In 1985, several suspicious house fires in England were investigated, and at each site everything had been destroyed except for a painting titled "The Crying Boy." On September 4, 1985, a British tabloid newspaper reported that firefighters had been finding similar paintings untouched at the scene of mysterious fires. One firefighter who was interviewed stated that no firefighter would allow a copy of the painting into his own house. Over the next few months, The Sun and other tabloids ran several more articles. By the end of November, belief in the painting's curse was widespread enough that mass bonfires of the paintings were organized.

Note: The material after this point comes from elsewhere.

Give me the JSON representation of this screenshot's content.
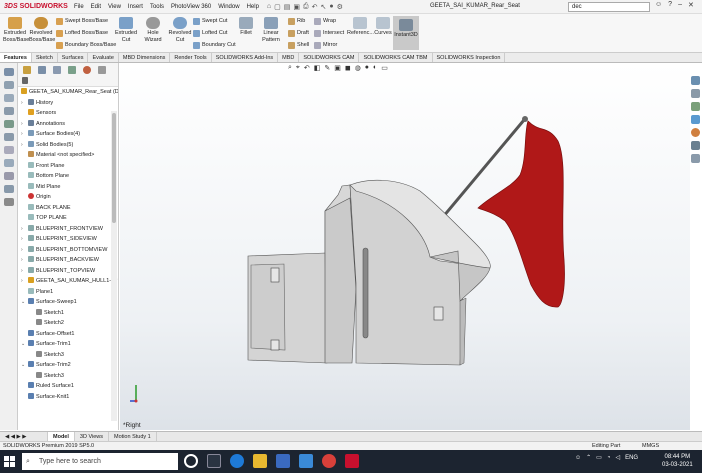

The picture itself was discovered to be a portrait of an orphan child, and it is said that the artist's studio burned to the ground and the orphan was killed in a car crash shortly after The Crying Boy was painted. According to urban legend, the curse only affects someone if the owner of the painting becomes aware of it, and the only way to lift the curse is to give the painting to another person, or to reunite the boy and girl variations of the paintings.
The Curse Debunked?
Steve Punt, a British writer and comedian, investigated the curse of The Crying Boy in a radio production called Punt P.I. Although the program is comic in nature, Punt researched the history of the Crying Boy painting and revealed an intriguing past. The conclusion reached by the program, following testing at the Building Research Establishment, is that the prints were treated with varnish containing fire repellent, and that the string holding the painting to the wall would be the first to burn and result in the painting landing face down on the floor where it would be safe.
This explains the painting's survival in the fires, but it does not yet explain how the mysterious fires were started. There are still several hundred of these paintings in circulation.